Due to the impracticality and difficulty of complying with the current substantiation requirements, the IRS is considering adopting three possible alternative methods for imputing the taxable value of personal and cell phone use. The three methods are:
- Statistical sampling. Employees’ personal use would be measured over a certain period and that percentage would be applied to total use.
- Safe harbor. This method would allow the employer to impute 25% of the employee’s use of an employer provided cell phone as personal use subject to W-2 reporting and withholding taxes.
- Minimal personal use method. If the employee can establish that he or she maintains a separate personal non-employer provided cell phone for personal use during the employee’s workday and that the business cell phone is substantially all for business use, the employer would not be required to impute any personal use for the business phone.

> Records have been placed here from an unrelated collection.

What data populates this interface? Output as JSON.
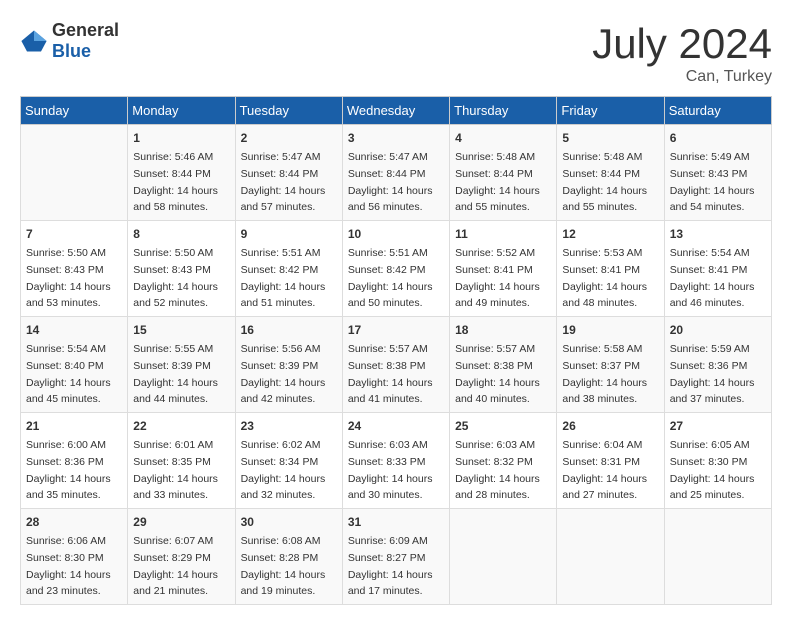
{
  "header": {
    "logo_general": "General",
    "logo_blue": "Blue",
    "month": "July 2024",
    "location": "Can, Turkey"
  },
  "days_of_week": [
    "Sunday",
    "Monday",
    "Tuesday",
    "Wednesday",
    "Thursday",
    "Friday",
    "Saturday"
  ],
  "weeks": [
    [
      {
        "day": "",
        "sunrise": "",
        "sunset": "",
        "daylight": ""
      },
      {
        "day": "1",
        "sunrise": "Sunrise: 5:46 AM",
        "sunset": "Sunset: 8:44 PM",
        "daylight": "Daylight: 14 hours and 58 minutes."
      },
      {
        "day": "2",
        "sunrise": "Sunrise: 5:47 AM",
        "sunset": "Sunset: 8:44 PM",
        "daylight": "Daylight: 14 hours and 57 minutes."
      },
      {
        "day": "3",
        "sunrise": "Sunrise: 5:47 AM",
        "sunset": "Sunset: 8:44 PM",
        "daylight": "Daylight: 14 hours and 56 minutes."
      },
      {
        "day": "4",
        "sunrise": "Sunrise: 5:48 AM",
        "sunset": "Sunset: 8:44 PM",
        "daylight": "Daylight: 14 hours and 55 minutes."
      },
      {
        "day": "5",
        "sunrise": "Sunrise: 5:48 AM",
        "sunset": "Sunset: 8:44 PM",
        "daylight": "Daylight: 14 hours and 55 minutes."
      },
      {
        "day": "6",
        "sunrise": "Sunrise: 5:49 AM",
        "sunset": "Sunset: 8:43 PM",
        "daylight": "Daylight: 14 hours and 54 minutes."
      }
    ],
    [
      {
        "day": "7",
        "sunrise": "Sunrise: 5:50 AM",
        "sunset": "Sunset: 8:43 PM",
        "daylight": "Daylight: 14 hours and 53 minutes."
      },
      {
        "day": "8",
        "sunrise": "Sunrise: 5:50 AM",
        "sunset": "Sunset: 8:43 PM",
        "daylight": "Daylight: 14 hours and 52 minutes."
      },
      {
        "day": "9",
        "sunrise": "Sunrise: 5:51 AM",
        "sunset": "Sunset: 8:42 PM",
        "daylight": "Daylight: 14 hours and 51 minutes."
      },
      {
        "day": "10",
        "sunrise": "Sunrise: 5:51 AM",
        "sunset": "Sunset: 8:42 PM",
        "daylight": "Daylight: 14 hours and 50 minutes."
      },
      {
        "day": "11",
        "sunrise": "Sunrise: 5:52 AM",
        "sunset": "Sunset: 8:41 PM",
        "daylight": "Daylight: 14 hours and 49 minutes."
      },
      {
        "day": "12",
        "sunrise": "Sunrise: 5:53 AM",
        "sunset": "Sunset: 8:41 PM",
        "daylight": "Daylight: 14 hours and 48 minutes."
      },
      {
        "day": "13",
        "sunrise": "Sunrise: 5:54 AM",
        "sunset": "Sunset: 8:41 PM",
        "daylight": "Daylight: 14 hours and 46 minutes."
      }
    ],
    [
      {
        "day": "14",
        "sunrise": "Sunrise: 5:54 AM",
        "sunset": "Sunset: 8:40 PM",
        "daylight": "Daylight: 14 hours and 45 minutes."
      },
      {
        "day": "15",
        "sunrise": "Sunrise: 5:55 AM",
        "sunset": "Sunset: 8:39 PM",
        "daylight": "Daylight: 14 hours and 44 minutes."
      },
      {
        "day": "16",
        "sunrise": "Sunrise: 5:56 AM",
        "sunset": "Sunset: 8:39 PM",
        "daylight": "Daylight: 14 hours and 42 minutes."
      },
      {
        "day": "17",
        "sunrise": "Sunrise: 5:57 AM",
        "sunset": "Sunset: 8:38 PM",
        "daylight": "Daylight: 14 hours and 41 minutes."
      },
      {
        "day": "18",
        "sunrise": "Sunrise: 5:57 AM",
        "sunset": "Sunset: 8:38 PM",
        "daylight": "Daylight: 14 hours and 40 minutes."
      },
      {
        "day": "19",
        "sunrise": "Sunrise: 5:58 AM",
        "sunset": "Sunset: 8:37 PM",
        "daylight": "Daylight: 14 hours and 38 minutes."
      },
      {
        "day": "20",
        "sunrise": "Sunrise: 5:59 AM",
        "sunset": "Sunset: 8:36 PM",
        "daylight": "Daylight: 14 hours and 37 minutes."
      }
    ],
    [
      {
        "day": "21",
        "sunrise": "Sunrise: 6:00 AM",
        "sunset": "Sunset: 8:36 PM",
        "daylight": "Daylight: 14 hours and 35 minutes."
      },
      {
        "day": "22",
        "sunrise": "Sunrise: 6:01 AM",
        "sunset": "Sunset: 8:35 PM",
        "daylight": "Daylight: 14 hours and 33 minutes."
      },
      {
        "day": "23",
        "sunrise": "Sunrise: 6:02 AM",
        "sunset": "Sunset: 8:34 PM",
        "daylight": "Daylight: 14 hours and 32 minutes."
      },
      {
        "day": "24",
        "sunrise": "Sunrise: 6:03 AM",
        "sunset": "Sunset: 8:33 PM",
        "daylight": "Daylight: 14 hours and 30 minutes."
      },
      {
        "day": "25",
        "sunrise": "Sunrise: 6:03 AM",
        "sunset": "Sunset: 8:32 PM",
        "daylight": "Daylight: 14 hours and 28 minutes."
      },
      {
        "day": "26",
        "sunrise": "Sunrise: 6:04 AM",
        "sunset": "Sunset: 8:31 PM",
        "daylight": "Daylight: 14 hours and 27 minutes."
      },
      {
        "day": "27",
        "sunrise": "Sunrise: 6:05 AM",
        "sunset": "Sunset: 8:30 PM",
        "daylight": "Daylight: 14 hours and 25 minutes."
      }
    ],
    [
      {
        "day": "28",
        "sunrise": "Sunrise: 6:06 AM",
        "sunset": "Sunset: 8:30 PM",
        "daylight": "Daylight: 14 hours and 23 minutes."
      },
      {
        "day": "29",
        "sunrise": "Sunrise: 6:07 AM",
        "sunset": "Sunset: 8:29 PM",
        "daylight": "Daylight: 14 hours and 21 minutes."
      },
      {
        "day": "30",
        "sunrise": "Sunrise: 6:08 AM",
        "sunset": "Sunset: 8:28 PM",
        "daylight": "Daylight: 14 hours and 19 minutes."
      },
      {
        "day": "31",
        "sunrise": "Sunrise: 6:09 AM",
        "sunset": "Sunset: 8:27 PM",
        "daylight": "Daylight: 14 hours and 17 minutes."
      },
      {
        "day": "",
        "sunrise": "",
        "sunset": "",
        "daylight": ""
      },
      {
        "day": "",
        "sunrise": "",
        "sunset": "",
        "daylight": ""
      },
      {
        "day": "",
        "sunrise": "",
        "sunset": "",
        "daylight": ""
      }
    ]
  ]
}
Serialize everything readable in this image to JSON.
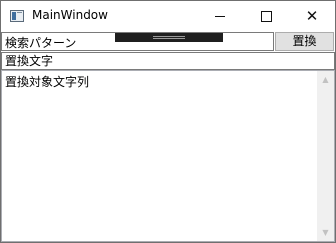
{
  "window": {
    "title": "MainWindow"
  },
  "titlebar_buttons": {
    "close_glyph": "✕"
  },
  "search": {
    "pattern_value": "検索パターン",
    "replace_button_label": "置換"
  },
  "replacement": {
    "value": "置換文字"
  },
  "target": {
    "text": "置換対象文字列"
  },
  "scrollbar": {
    "up_glyph": "▲",
    "down_glyph": "▼"
  }
}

As mentioned above, the IRS is seeking comments on each of the three proposed methods and other alternatives. In addition to the specific requirements of the three proposed alternative methods, the IRS is interested in what methods employers are currently using to determine the fair market value of an employee’s use of employer provided cell phones. The regulations specify that allocation of the employer’s cost as opposed to the value to the employee is not an acceptable method. The purpose of the proposed rules is to simplify compliance, according to an IRS spokesperson.

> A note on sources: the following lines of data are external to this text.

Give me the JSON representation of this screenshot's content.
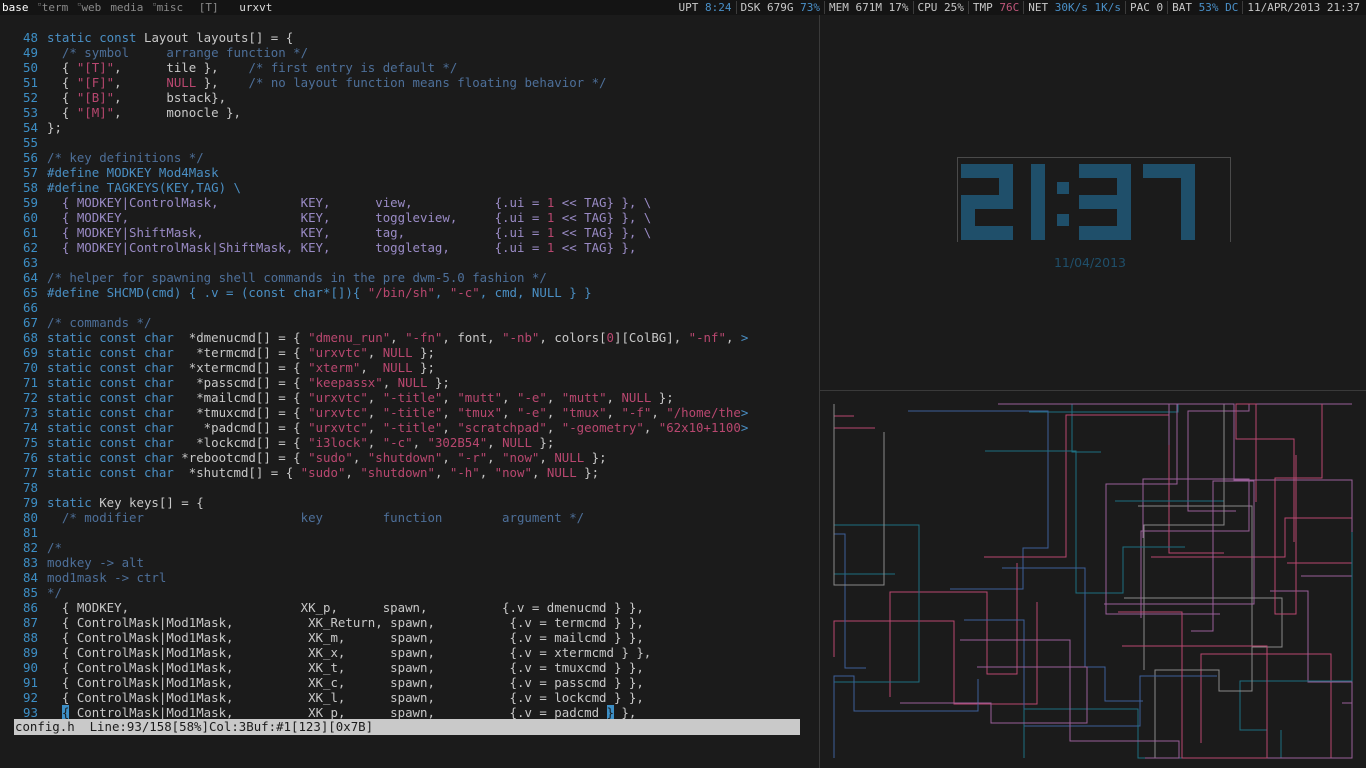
{
  "topbar": {
    "tags": [
      {
        "label": "base",
        "active": true,
        "sup": ""
      },
      {
        "label": "term",
        "active": false,
        "sup": "•"
      },
      {
        "label": "web",
        "active": false,
        "sup": "•"
      },
      {
        "label": "media",
        "active": false,
        "sup": ""
      },
      {
        "label": "misc",
        "active": false,
        "sup": "•"
      }
    ],
    "layout_symbol": "[T]",
    "window_title": "urxvt",
    "status": [
      {
        "label": "UPT",
        "values": [
          {
            "text": "8:24",
            "color": "#4a90c8"
          }
        ]
      },
      {
        "label": "DSK",
        "values": [
          {
            "text": "679G",
            "color": "#c8c8c8"
          },
          {
            "text": "73%",
            "color": "#4a90c8"
          }
        ]
      },
      {
        "label": "MEM",
        "values": [
          {
            "text": "671M",
            "color": "#c8c8c8"
          },
          {
            "text": "17%",
            "color": "#c8c8c8"
          }
        ]
      },
      {
        "label": "CPU",
        "values": [
          {
            "text": "25%",
            "color": "#c8c8c8"
          }
        ]
      },
      {
        "label": "TMP",
        "values": [
          {
            "text": "76C",
            "color": "#c0567a"
          }
        ]
      },
      {
        "label": "NET",
        "values": [
          {
            "text": "30K/s",
            "color": "#4a90c8"
          },
          {
            "text": "1K/s",
            "color": "#4a90c8"
          }
        ]
      },
      {
        "label": "PAC",
        "values": [
          {
            "text": "0",
            "color": "#c8c8c8"
          }
        ]
      },
      {
        "label": "BAT",
        "values": [
          {
            "text": "53%",
            "color": "#4a90c8"
          },
          {
            "text": "DC",
            "color": "#4a90c8"
          }
        ]
      },
      {
        "label": "",
        "values": [
          {
            "text": "11/APR/2013 21:37",
            "color": "#c8c8c8"
          }
        ]
      }
    ]
  },
  "editor": {
    "lines": [
      {
        "n": "48",
        "t": [
          [
            "kw",
            "static const "
          ],
          [
            "id",
            "Layout layouts[] = {"
          ]
        ]
      },
      {
        "n": "49",
        "t": [
          [
            "id",
            "  "
          ],
          [
            "cm",
            "/* symbol     arrange function */"
          ]
        ]
      },
      {
        "n": "50",
        "t": [
          [
            "id",
            "  { "
          ],
          [
            "str",
            "\"[T]\""
          ],
          [
            "id",
            ",      tile },    "
          ],
          [
            "cm",
            "/* first entry is default */"
          ]
        ]
      },
      {
        "n": "51",
        "t": [
          [
            "id",
            "  { "
          ],
          [
            "str",
            "\"[F]\""
          ],
          [
            "id",
            ",      "
          ],
          [
            "num",
            "NULL"
          ],
          [
            "id",
            " },    "
          ],
          [
            "cm",
            "/* no layout function means floating behavior */"
          ]
        ]
      },
      {
        "n": "52",
        "t": [
          [
            "id",
            "  { "
          ],
          [
            "str",
            "\"[B]\""
          ],
          [
            "id",
            ",      bstack},"
          ]
        ]
      },
      {
        "n": "53",
        "t": [
          [
            "id",
            "  { "
          ],
          [
            "str",
            "\"[M]\""
          ],
          [
            "id",
            ",      monocle },"
          ]
        ]
      },
      {
        "n": "54",
        "t": [
          [
            "id",
            "};"
          ]
        ]
      },
      {
        "n": "55",
        "t": [
          [
            "id",
            ""
          ]
        ]
      },
      {
        "n": "56",
        "t": [
          [
            "cm",
            "/* key definitions */"
          ]
        ]
      },
      {
        "n": "57",
        "t": [
          [
            "pp",
            "#define MODKEY Mod4Mask"
          ]
        ]
      },
      {
        "n": "58",
        "t": [
          [
            "pp",
            "#define TAGKEYS(KEY,TAG) \\"
          ]
        ]
      },
      {
        "n": "59",
        "t": [
          [
            "mac",
            "  { MODKEY|ControlMask,           KEY,      view,           {.ui = "
          ],
          [
            "num",
            "1"
          ],
          [
            "mac",
            " << TAG} }, \\"
          ]
        ]
      },
      {
        "n": "60",
        "t": [
          [
            "mac",
            "  { MODKEY,                       KEY,      toggleview,     {.ui = "
          ],
          [
            "num",
            "1"
          ],
          [
            "mac",
            " << TAG} }, \\"
          ]
        ]
      },
      {
        "n": "61",
        "t": [
          [
            "mac",
            "  { MODKEY|ShiftMask,             KEY,      tag,            {.ui = "
          ],
          [
            "num",
            "1"
          ],
          [
            "mac",
            " << TAG} }, \\"
          ]
        ]
      },
      {
        "n": "62",
        "t": [
          [
            "mac",
            "  { MODKEY|ControlMask|ShiftMask, KEY,      toggletag,      {.ui = "
          ],
          [
            "num",
            "1"
          ],
          [
            "mac",
            " << TAG} },"
          ]
        ]
      },
      {
        "n": "63",
        "t": [
          [
            "id",
            ""
          ]
        ]
      },
      {
        "n": "64",
        "t": [
          [
            "cm",
            "/* helper for spawning shell commands in the pre dwm-5.0 fashion */"
          ]
        ]
      },
      {
        "n": "65",
        "t": [
          [
            "pp",
            "#define SHCMD(cmd) { .v = (const char*[]){ "
          ],
          [
            "str",
            "\"/bin/sh\""
          ],
          [
            "pp",
            ", "
          ],
          [
            "str",
            "\"-c\""
          ],
          [
            "pp",
            ", cmd, NULL } }"
          ]
        ]
      },
      {
        "n": "66",
        "t": [
          [
            "id",
            ""
          ]
        ]
      },
      {
        "n": "67",
        "t": [
          [
            "cm",
            "/* commands */"
          ]
        ]
      },
      {
        "n": "68",
        "t": [
          [
            "kw",
            "static const char  "
          ],
          [
            "id",
            "*dmenucmd[] = { "
          ],
          [
            "str",
            "\"dmenu_run\""
          ],
          [
            "id",
            ", "
          ],
          [
            "str",
            "\"-fn\""
          ],
          [
            "id",
            ", font, "
          ],
          [
            "str",
            "\"-nb\""
          ],
          [
            "id",
            ", colors["
          ],
          [
            "num",
            "0"
          ],
          [
            "id",
            "][ColBG], "
          ],
          [
            "str",
            "\"-nf\""
          ],
          [
            "id",
            ", "
          ],
          [
            "kw",
            ">"
          ]
        ]
      },
      {
        "n": "69",
        "t": [
          [
            "kw",
            "static const char   "
          ],
          [
            "id",
            "*termcmd[] = { "
          ],
          [
            "str",
            "\"urxvtc\""
          ],
          [
            "id",
            ", "
          ],
          [
            "num",
            "NULL"
          ],
          [
            "id",
            " };"
          ]
        ]
      },
      {
        "n": "70",
        "t": [
          [
            "kw",
            "static const char  "
          ],
          [
            "id",
            "*xtermcmd[] = { "
          ],
          [
            "str",
            "\"xterm\""
          ],
          [
            "id",
            ",  "
          ],
          [
            "num",
            "NULL"
          ],
          [
            "id",
            " };"
          ]
        ]
      },
      {
        "n": "71",
        "t": [
          [
            "kw",
            "static const char   "
          ],
          [
            "id",
            "*passcmd[] = { "
          ],
          [
            "str",
            "\"keepassx\""
          ],
          [
            "id",
            ", "
          ],
          [
            "num",
            "NULL"
          ],
          [
            "id",
            " };"
          ]
        ]
      },
      {
        "n": "72",
        "t": [
          [
            "kw",
            "static const char   "
          ],
          [
            "id",
            "*mailcmd[] = { "
          ],
          [
            "str",
            "\"urxvtc\""
          ],
          [
            "id",
            ", "
          ],
          [
            "str",
            "\"-title\""
          ],
          [
            "id",
            ", "
          ],
          [
            "str",
            "\"mutt\""
          ],
          [
            "id",
            ", "
          ],
          [
            "str",
            "\"-e\""
          ],
          [
            "id",
            ", "
          ],
          [
            "str",
            "\"mutt\""
          ],
          [
            "id",
            ", "
          ],
          [
            "num",
            "NULL"
          ],
          [
            "id",
            " };"
          ]
        ]
      },
      {
        "n": "73",
        "t": [
          [
            "kw",
            "static const char   "
          ],
          [
            "id",
            "*tmuxcmd[] = { "
          ],
          [
            "str",
            "\"urxvtc\""
          ],
          [
            "id",
            ", "
          ],
          [
            "str",
            "\"-title\""
          ],
          [
            "id",
            ", "
          ],
          [
            "str",
            "\"tmux\""
          ],
          [
            "id",
            ", "
          ],
          [
            "str",
            "\"-e\""
          ],
          [
            "id",
            ", "
          ],
          [
            "str",
            "\"tmux\""
          ],
          [
            "id",
            ", "
          ],
          [
            "str",
            "\"-f\""
          ],
          [
            "id",
            ", "
          ],
          [
            "str",
            "\"/home/the"
          ],
          [
            "kw",
            ">"
          ]
        ]
      },
      {
        "n": "74",
        "t": [
          [
            "kw",
            "static const char    "
          ],
          [
            "id",
            "*padcmd[] = { "
          ],
          [
            "str",
            "\"urxvtc\""
          ],
          [
            "id",
            ", "
          ],
          [
            "str",
            "\"-title\""
          ],
          [
            "id",
            ", "
          ],
          [
            "str",
            "\"scratchpad\""
          ],
          [
            "id",
            ", "
          ],
          [
            "str",
            "\"-geometry\""
          ],
          [
            "id",
            ", "
          ],
          [
            "str",
            "\"62x10+1100"
          ],
          [
            "kw",
            ">"
          ]
        ]
      },
      {
        "n": "75",
        "t": [
          [
            "kw",
            "static const char   "
          ],
          [
            "id",
            "*lockcmd[] = { "
          ],
          [
            "str",
            "\"i3lock\""
          ],
          [
            "id",
            ", "
          ],
          [
            "str",
            "\"-c\""
          ],
          [
            "id",
            ", "
          ],
          [
            "str",
            "\"302B54\""
          ],
          [
            "id",
            ", "
          ],
          [
            "num",
            "NULL"
          ],
          [
            "id",
            " };"
          ]
        ]
      },
      {
        "n": "76",
        "t": [
          [
            "kw",
            "static const char "
          ],
          [
            "id",
            "*rebootcmd[] = { "
          ],
          [
            "str",
            "\"sudo\""
          ],
          [
            "id",
            ", "
          ],
          [
            "str",
            "\"shutdown\""
          ],
          [
            "id",
            ", "
          ],
          [
            "str",
            "\"-r\""
          ],
          [
            "id",
            ", "
          ],
          [
            "str",
            "\"now\""
          ],
          [
            "id",
            ", "
          ],
          [
            "num",
            "NULL"
          ],
          [
            "id",
            " };"
          ]
        ]
      },
      {
        "n": "77",
        "t": [
          [
            "kw",
            "static const char  "
          ],
          [
            "id",
            "*shutcmd[] = { "
          ],
          [
            "str",
            "\"sudo\""
          ],
          [
            "id",
            ", "
          ],
          [
            "str",
            "\"shutdown\""
          ],
          [
            "id",
            ", "
          ],
          [
            "str",
            "\"-h\""
          ],
          [
            "id",
            ", "
          ],
          [
            "str",
            "\"now\""
          ],
          [
            "id",
            ", "
          ],
          [
            "num",
            "NULL"
          ],
          [
            "id",
            " };"
          ]
        ]
      },
      {
        "n": "78",
        "t": [
          [
            "id",
            ""
          ]
        ]
      },
      {
        "n": "79",
        "t": [
          [
            "kw",
            "static "
          ],
          [
            "id",
            "Key keys[] = {"
          ]
        ]
      },
      {
        "n": "80",
        "t": [
          [
            "id",
            "  "
          ],
          [
            "cm",
            "/* modifier                     key        function        argument */"
          ]
        ]
      },
      {
        "n": "81",
        "t": [
          [
            "id",
            ""
          ]
        ]
      },
      {
        "n": "82",
        "t": [
          [
            "cm",
            "/*"
          ]
        ]
      },
      {
        "n": "83",
        "t": [
          [
            "cm",
            "modkey -> alt"
          ]
        ]
      },
      {
        "n": "84",
        "t": [
          [
            "cm",
            "mod1mask -> ctrl"
          ]
        ]
      },
      {
        "n": "85",
        "t": [
          [
            "cm",
            "*/"
          ]
        ]
      },
      {
        "n": "86",
        "t": [
          [
            "id",
            "  { MODKEY,                       XK_p,      spawn,          {.v = dmenucmd } },"
          ]
        ]
      },
      {
        "n": "87",
        "t": [
          [
            "id",
            "  { ControlMask|Mod1Mask,          XK_Return, spawn,          {.v = termcmd } },"
          ]
        ]
      },
      {
        "n": "88",
        "t": [
          [
            "id",
            "  { ControlMask|Mod1Mask,          XK_m,      spawn,          {.v = mailcmd } },"
          ]
        ]
      },
      {
        "n": "89",
        "t": [
          [
            "id",
            "  { ControlMask|Mod1Mask,          XK_x,      spawn,          {.v = xtermcmd } },"
          ]
        ]
      },
      {
        "n": "90",
        "t": [
          [
            "id",
            "  { ControlMask|Mod1Mask,          XK_t,      spawn,          {.v = tmuxcmd } },"
          ]
        ]
      },
      {
        "n": "91",
        "t": [
          [
            "id",
            "  { ControlMask|Mod1Mask,          XK_c,      spawn,          {.v = passcmd } },"
          ]
        ]
      },
      {
        "n": "92",
        "t": [
          [
            "id",
            "  { ControlMask|Mod1Mask,          XK_l,      spawn,          {.v = lockcmd } },"
          ]
        ]
      },
      {
        "n": "93",
        "t": [
          [
            "id",
            "  "
          ],
          [
            "cur",
            "{"
          ],
          [
            "id",
            " ControlMask|Mod1Mask,          XK_p,      spawn,          {.v = padcmd "
          ],
          [
            "cur",
            "}"
          ],
          [
            "id",
            " },"
          ]
        ]
      }
    ],
    "statusline": "config.h  Line:93/158[58%]Col:3Buf:#1[123][0x7B]"
  },
  "clock": {
    "time": "21:37",
    "date": "11/04/2013",
    "color": "#1f4f6a"
  },
  "pipes": {
    "colors": [
      "#1e6f80",
      "#b8476f",
      "#8a8a8a",
      "#3d5f99",
      "#9a5f99"
    ]
  }
}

The IRS has also requested that Congress repeal the tax code provision that requires the special substantiation of cell phone usage. If Congress makes such a change, the IRS may not need to promulgate alternative methods of substantiation.